Assignment → Could you repeat word for word only the lines from the one containing "What's the underlying" to the last line of the data below?

Material provided →
--

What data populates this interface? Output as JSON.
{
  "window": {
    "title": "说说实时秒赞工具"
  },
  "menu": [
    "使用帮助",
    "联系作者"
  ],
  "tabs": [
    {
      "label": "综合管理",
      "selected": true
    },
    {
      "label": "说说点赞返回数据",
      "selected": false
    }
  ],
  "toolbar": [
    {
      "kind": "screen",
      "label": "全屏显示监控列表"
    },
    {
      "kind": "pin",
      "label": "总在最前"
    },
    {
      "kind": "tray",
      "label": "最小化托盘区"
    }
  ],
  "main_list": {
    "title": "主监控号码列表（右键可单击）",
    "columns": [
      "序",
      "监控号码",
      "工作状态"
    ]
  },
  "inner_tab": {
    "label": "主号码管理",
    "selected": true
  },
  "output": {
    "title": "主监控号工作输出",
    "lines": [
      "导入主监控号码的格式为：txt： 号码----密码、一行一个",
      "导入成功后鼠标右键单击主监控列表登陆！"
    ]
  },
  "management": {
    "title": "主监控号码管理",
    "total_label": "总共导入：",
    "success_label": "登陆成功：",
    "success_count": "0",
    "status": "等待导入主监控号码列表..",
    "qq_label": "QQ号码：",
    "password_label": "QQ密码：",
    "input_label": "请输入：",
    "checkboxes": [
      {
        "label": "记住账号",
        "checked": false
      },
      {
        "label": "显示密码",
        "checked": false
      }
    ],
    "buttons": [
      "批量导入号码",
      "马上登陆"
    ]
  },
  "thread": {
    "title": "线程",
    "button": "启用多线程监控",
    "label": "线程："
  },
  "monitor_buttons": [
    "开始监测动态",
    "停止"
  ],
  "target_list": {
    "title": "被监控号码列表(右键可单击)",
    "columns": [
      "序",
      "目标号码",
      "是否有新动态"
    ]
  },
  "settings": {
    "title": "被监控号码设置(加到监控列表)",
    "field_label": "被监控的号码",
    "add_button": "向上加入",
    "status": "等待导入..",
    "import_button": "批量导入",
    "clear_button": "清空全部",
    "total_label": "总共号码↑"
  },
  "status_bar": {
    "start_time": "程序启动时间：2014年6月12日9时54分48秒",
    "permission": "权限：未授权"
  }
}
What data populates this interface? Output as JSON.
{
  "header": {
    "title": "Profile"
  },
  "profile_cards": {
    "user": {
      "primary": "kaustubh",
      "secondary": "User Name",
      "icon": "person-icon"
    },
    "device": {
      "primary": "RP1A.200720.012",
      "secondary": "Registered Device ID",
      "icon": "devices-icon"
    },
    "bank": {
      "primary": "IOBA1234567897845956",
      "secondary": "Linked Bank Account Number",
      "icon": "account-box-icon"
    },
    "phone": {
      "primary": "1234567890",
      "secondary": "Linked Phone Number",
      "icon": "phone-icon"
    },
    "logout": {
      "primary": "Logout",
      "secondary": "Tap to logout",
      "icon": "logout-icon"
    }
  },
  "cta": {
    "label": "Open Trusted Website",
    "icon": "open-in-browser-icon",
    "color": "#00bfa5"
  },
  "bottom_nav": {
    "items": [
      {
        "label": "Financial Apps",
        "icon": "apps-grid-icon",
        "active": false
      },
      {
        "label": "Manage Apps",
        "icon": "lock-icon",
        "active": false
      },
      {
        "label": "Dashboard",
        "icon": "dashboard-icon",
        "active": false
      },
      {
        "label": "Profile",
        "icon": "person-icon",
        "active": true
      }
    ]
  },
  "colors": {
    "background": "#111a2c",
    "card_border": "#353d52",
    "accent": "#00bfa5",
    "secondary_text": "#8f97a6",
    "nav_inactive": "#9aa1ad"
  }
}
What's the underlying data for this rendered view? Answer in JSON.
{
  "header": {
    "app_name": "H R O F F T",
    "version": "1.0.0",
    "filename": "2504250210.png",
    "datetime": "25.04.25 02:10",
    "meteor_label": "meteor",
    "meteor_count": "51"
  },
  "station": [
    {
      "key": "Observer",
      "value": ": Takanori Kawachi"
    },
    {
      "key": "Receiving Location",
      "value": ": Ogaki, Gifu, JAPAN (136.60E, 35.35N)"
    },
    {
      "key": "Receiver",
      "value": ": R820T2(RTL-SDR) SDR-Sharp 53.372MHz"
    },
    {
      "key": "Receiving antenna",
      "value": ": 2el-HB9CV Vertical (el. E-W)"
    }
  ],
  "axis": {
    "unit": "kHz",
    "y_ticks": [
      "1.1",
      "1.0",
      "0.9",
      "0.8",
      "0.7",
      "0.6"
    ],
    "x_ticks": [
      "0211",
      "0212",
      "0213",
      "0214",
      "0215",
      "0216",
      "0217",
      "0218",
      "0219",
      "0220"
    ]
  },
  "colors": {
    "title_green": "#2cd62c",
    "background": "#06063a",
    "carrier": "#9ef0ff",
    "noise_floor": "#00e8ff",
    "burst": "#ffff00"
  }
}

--

Solution →
What's the underlying data for this rendered view? Answer in JSON.
{
  "header": {
    "app_name": "H R O F F T",
    "version": "1.0.0",
    "filename": "2504250210.png",
    "datetime": "25.04.25 02:10",
    "meteor_label": "meteor",
    "meteor_count": "51"
  },
  "station": [
    {
      "key": "Observer",
      "value": ": Takanori Kawachi"
    },
    {
      "key": "Receiving Location",
      "value": ": Ogaki, Gifu, JAPAN (136.60E, 35.35N)"
    },
    {
      "key": "Receiver",
      "value": ": R820T2(RTL-SDR) SDR-Sharp 53.372MHz"
    },
    {
      "key": "Receiving antenna",
      "value": ": 2el-HB9CV Vertical (el. E-W)"
    }
  ],
  "axis": {
    "unit": "kHz",
    "y_ticks": [
      "1.1",
      "1.0",
      "0.9",
      "0.8",
      "0.7",
      "0.6"
    ],
    "x_ticks": [
      "0211",
      "0212",
      "0213",
      "0214",
      "0215",
      "0216",
      "0217",
      "0218",
      "0219",
      "0220"
    ]
  },
  "colors": {
    "title_green": "#2cd62c",
    "background": "#06063a",
    "carrier": "#9ef0ff",
    "noise_floor": "#00e8ff",
    "burst": "#ffff00"
  }
}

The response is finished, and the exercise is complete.